The US Supreme Court just ruled in favor of the Federal Bureau of Investigation (FBI) in a case concerning discrimination claims by three Muslim men from California, essentially rubberstamping the agency’s surveillance of Muslim communities under the guise of “state secrets.”
The court on Friday unanimously overturned a lower court’s ruling that said a federal law regulating government surveillance called the Foreign Intelligence Surveillance Act (FISA) took precedence over the state secrets privilege – a legal defense based on national security interests – that the government asserted.
The lawsuit, originally launched in 2011, accused the FBI of infiltrating mosques in Southern California and secretly keeping Muslim Americans under surveillance because of their religion and in violation of the US Constitution's First Amendment.
The surveillance operation was carried out by FBI informant Craig Monteilh, but it failed to produce any public evidence of wrongdoing. The arrangement unraveled when Monteilh threatened to take violent action. Community members reported him to the local police and obtained a restraining order against him, according to court papers.
The plaintiffs are Eritrean-born US citizen Yassir Fazaga, an imam at the Orange County Islamic Foundation in Mission Viejo; native-born US citizen Ali Uddin Malik, who attended the Islamic Center of Irvine; and Yasser Abdel Rahim, a US permanent resident from Egypt who also attended the Islamic Center of Irvine. They are represented by the American Civil Liberties Union and others.
The Supreme Court just ruled in our case, FBI v. Fazaga, that the FBI can seek to hide its discriminatory and harmful surveillance of Muslim American communities under the guise of “state secrets.”— ACLU (@ACLU) March 4, 2022
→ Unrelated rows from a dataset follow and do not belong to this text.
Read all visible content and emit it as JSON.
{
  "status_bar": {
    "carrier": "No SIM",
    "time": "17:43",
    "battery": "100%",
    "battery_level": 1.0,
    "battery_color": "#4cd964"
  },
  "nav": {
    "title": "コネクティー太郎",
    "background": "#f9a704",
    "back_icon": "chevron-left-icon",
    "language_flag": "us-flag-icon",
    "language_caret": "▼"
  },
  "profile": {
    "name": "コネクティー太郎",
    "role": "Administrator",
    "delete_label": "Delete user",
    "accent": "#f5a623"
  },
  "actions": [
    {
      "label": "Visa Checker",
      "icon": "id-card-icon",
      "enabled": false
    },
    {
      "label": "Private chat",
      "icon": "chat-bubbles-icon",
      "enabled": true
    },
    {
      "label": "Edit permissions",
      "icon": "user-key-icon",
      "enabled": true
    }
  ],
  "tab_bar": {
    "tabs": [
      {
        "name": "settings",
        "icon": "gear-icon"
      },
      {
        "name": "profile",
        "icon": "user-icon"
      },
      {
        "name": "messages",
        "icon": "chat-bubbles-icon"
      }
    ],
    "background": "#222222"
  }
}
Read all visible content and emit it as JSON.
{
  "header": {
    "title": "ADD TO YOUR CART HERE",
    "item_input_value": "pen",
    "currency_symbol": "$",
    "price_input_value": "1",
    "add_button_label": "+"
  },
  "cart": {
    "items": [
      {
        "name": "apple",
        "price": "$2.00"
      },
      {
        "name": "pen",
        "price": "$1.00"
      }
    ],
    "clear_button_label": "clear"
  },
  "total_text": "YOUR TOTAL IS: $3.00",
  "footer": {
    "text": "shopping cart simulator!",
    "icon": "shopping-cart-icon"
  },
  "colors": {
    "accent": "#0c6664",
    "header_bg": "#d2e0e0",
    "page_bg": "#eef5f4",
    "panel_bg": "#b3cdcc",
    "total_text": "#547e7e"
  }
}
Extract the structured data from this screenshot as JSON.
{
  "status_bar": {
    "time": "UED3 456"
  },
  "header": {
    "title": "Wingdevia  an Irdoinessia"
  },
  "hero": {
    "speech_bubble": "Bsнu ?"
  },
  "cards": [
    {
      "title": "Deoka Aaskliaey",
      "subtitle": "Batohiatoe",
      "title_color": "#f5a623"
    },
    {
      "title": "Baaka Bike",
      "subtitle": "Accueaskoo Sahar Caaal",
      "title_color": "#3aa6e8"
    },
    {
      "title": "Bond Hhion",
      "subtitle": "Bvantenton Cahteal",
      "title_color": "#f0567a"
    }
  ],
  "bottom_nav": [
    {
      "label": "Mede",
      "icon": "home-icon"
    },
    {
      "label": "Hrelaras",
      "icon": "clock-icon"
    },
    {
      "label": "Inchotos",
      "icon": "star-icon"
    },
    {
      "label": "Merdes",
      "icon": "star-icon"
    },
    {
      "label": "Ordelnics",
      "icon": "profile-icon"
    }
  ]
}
This is a dangerous sign for religious freedom and government accountability.
At the heart of the case was whether the FBI could invoke “state secrets” privilege to avoid lawsuits for monitoring Muslim communities. The plaintiffs had sued the FBI and its agents responsible for directing Monteilh, claiming that their right to practice their religion had been violated.
Invoking the state secrets privilege, the government dismissed those claims in 2012, arguing that disclosure of the information it needed to challenge the lawsuit would threaten US national security.
That privilege, the plaintiffs argued, deprived them of a chance to present evidence in court that would show the FBI mounted a “dragnet” surveillance campaign against Muslim Americans in Southern California.
The San Francisco-based 9th US Circuit Court of Appeals had ruled in favor of the plaintiffs in 2019, saying a provision of FISA established procedures for considering national security information and that the trial judge should have used them instead of dismissing the case.
The Supreme Court on Friday faulted the appeals court’s decision, with Justice Samuel Alito writing that the FISA provision in question "does not displace the state secrets privilege."
The ruling means the case returns to lower courts for further litigation, but the claims made by the plaintiffs have not been yet dismissed.
The decision came a day after the Supreme Court heard arguments in another case involving the state secrets privilege.
In a fractured decision on Thursday, the justices ruled that the doctrine shielded from investigation two CIA contractors who were instrumental in the brutal interrogation of Abu Zubaydah, an al-Qaeda suspect who was waterboarded more than 60 times and is being held without charge at Guantánamo Bay.